#### [TO DO]
Draw out every line with the word "here" from the listing below.
*** Begin section ***
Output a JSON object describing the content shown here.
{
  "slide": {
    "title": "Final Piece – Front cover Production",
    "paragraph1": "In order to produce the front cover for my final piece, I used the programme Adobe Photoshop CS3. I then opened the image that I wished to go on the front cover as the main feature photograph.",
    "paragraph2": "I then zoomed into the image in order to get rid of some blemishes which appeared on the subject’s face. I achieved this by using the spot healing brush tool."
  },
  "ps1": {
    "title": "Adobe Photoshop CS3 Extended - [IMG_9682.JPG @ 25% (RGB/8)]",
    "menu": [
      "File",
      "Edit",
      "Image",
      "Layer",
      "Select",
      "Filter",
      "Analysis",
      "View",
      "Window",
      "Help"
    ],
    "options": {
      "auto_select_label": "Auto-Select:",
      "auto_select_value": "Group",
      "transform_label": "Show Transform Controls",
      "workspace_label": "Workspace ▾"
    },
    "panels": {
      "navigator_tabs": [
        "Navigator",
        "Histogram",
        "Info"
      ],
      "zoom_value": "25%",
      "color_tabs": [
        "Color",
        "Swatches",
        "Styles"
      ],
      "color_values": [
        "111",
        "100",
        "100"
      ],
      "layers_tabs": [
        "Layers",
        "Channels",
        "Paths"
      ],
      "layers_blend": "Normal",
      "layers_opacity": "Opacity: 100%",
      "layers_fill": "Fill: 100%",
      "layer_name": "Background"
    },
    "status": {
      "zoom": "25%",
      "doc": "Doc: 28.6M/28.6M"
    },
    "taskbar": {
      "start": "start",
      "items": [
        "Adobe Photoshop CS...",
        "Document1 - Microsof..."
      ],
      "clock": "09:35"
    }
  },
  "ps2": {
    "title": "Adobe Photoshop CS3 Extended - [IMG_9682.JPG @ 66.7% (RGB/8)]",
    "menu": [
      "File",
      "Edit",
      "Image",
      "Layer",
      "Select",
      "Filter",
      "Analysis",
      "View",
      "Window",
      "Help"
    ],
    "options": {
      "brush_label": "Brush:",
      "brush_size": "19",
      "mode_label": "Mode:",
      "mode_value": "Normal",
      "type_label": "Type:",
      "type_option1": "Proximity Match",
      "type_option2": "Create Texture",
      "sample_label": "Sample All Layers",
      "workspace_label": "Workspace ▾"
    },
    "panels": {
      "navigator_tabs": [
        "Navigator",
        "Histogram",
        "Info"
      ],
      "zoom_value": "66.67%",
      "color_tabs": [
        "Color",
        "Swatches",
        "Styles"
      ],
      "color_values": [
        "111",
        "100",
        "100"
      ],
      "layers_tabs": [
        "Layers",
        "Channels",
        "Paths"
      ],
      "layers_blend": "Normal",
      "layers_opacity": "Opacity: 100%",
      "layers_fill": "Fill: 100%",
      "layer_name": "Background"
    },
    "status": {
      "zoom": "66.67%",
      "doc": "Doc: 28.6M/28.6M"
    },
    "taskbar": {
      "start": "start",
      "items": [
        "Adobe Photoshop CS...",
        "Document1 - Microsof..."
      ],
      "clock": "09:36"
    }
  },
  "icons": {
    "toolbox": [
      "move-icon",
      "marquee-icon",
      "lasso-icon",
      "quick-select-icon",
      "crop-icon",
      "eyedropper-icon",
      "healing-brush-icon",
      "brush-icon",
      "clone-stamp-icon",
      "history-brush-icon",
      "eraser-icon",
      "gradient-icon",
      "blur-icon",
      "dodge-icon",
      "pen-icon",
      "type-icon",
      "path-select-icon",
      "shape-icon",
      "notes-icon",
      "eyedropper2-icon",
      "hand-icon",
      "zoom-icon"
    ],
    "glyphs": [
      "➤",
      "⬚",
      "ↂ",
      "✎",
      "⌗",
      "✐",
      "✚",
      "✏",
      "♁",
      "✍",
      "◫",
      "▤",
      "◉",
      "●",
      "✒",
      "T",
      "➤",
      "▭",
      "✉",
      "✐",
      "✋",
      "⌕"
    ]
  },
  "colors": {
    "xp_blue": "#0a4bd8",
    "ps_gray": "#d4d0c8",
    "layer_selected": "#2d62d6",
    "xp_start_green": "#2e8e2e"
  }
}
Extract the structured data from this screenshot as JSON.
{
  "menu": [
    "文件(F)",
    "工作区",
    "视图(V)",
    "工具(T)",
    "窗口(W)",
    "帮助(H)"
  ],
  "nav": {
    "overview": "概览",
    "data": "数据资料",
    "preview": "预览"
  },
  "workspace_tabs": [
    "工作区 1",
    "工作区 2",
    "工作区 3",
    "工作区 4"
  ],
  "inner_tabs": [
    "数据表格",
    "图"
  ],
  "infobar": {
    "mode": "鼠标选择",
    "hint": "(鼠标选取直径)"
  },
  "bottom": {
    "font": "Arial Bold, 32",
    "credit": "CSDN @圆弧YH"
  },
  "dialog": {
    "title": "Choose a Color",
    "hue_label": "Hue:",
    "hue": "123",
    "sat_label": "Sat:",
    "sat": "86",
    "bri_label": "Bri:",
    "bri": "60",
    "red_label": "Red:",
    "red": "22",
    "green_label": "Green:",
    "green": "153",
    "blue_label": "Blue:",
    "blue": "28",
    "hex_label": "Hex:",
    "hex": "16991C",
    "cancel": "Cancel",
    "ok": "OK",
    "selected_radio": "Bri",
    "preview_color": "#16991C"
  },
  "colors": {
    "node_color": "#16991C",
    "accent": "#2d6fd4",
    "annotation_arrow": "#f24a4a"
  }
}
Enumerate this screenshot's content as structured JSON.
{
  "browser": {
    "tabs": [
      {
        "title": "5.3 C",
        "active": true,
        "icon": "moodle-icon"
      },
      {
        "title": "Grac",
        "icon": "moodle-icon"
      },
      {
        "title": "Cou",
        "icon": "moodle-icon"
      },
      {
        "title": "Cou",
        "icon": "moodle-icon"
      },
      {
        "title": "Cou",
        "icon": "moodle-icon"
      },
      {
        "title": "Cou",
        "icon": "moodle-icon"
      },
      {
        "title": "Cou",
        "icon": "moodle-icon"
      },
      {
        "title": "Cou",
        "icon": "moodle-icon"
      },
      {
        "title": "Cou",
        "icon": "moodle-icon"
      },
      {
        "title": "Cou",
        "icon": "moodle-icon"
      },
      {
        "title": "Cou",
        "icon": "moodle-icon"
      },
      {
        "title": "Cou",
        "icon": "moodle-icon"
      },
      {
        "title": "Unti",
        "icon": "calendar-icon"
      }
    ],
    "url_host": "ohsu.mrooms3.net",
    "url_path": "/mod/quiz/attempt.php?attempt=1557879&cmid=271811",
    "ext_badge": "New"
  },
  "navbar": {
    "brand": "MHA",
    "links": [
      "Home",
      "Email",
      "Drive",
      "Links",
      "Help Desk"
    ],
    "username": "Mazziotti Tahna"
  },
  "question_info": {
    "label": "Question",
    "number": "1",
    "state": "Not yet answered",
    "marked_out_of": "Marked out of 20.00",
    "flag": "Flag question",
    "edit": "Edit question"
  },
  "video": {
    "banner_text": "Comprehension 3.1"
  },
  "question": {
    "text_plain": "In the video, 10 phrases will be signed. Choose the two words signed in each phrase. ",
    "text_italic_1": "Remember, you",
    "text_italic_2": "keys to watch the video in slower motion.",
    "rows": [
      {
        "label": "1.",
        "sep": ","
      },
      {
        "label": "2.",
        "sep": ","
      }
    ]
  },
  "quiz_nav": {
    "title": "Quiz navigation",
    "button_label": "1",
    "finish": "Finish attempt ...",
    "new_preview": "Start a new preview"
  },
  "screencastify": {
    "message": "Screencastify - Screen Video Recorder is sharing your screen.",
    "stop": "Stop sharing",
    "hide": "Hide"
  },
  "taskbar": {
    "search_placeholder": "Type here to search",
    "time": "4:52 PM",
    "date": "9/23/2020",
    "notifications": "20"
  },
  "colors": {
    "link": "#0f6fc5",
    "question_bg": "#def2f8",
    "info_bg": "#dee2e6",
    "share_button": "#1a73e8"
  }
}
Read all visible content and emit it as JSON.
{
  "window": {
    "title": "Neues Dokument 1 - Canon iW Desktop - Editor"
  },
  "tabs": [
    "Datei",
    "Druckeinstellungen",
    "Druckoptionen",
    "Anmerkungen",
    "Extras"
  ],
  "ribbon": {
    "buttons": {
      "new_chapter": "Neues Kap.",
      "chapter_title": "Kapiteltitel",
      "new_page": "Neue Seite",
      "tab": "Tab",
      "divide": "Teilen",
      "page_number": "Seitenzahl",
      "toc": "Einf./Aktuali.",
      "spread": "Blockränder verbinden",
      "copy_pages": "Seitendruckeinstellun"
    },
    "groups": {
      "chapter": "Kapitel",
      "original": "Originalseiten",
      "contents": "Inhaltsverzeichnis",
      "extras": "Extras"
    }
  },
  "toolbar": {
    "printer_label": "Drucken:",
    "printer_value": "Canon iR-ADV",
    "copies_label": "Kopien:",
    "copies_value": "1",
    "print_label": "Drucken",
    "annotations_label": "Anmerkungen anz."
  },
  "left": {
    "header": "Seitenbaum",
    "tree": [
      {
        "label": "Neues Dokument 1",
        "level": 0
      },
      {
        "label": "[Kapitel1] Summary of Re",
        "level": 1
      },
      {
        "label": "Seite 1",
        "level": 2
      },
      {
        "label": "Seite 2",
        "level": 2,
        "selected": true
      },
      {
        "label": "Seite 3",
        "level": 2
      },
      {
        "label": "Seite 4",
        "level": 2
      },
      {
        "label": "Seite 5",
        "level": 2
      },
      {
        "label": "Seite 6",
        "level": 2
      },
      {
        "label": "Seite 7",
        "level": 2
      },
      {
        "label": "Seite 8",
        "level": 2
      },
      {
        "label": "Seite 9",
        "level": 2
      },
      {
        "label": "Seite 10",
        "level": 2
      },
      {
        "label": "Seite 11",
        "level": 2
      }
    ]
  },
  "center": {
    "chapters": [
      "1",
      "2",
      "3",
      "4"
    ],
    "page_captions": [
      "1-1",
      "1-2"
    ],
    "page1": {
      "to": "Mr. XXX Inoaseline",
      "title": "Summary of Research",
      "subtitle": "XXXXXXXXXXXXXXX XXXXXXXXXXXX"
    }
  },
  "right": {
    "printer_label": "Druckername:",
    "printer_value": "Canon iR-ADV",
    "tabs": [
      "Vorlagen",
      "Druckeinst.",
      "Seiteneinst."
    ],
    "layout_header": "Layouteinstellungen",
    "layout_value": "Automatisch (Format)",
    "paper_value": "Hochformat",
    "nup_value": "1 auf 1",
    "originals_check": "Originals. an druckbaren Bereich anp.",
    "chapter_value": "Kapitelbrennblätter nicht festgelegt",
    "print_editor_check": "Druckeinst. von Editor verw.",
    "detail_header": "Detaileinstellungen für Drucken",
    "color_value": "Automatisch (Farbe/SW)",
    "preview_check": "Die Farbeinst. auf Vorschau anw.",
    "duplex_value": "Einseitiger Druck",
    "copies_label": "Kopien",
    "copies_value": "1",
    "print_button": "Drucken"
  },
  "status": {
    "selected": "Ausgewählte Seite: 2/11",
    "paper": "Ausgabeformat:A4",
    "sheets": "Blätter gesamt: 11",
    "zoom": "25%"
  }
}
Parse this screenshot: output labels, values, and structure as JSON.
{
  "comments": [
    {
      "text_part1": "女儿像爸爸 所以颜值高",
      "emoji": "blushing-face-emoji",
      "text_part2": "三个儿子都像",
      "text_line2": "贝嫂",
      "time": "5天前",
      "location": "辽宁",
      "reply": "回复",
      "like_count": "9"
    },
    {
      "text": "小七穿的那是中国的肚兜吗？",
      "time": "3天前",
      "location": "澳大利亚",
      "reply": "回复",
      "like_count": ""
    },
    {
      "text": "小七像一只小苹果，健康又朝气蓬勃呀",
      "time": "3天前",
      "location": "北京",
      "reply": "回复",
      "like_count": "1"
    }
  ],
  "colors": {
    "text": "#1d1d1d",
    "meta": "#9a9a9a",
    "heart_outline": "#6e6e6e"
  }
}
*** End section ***
#### [SOLUTION FOR THIS TASK]
Output a JSON object describing the content shown here.
    "search_placeholder": "Type here to search",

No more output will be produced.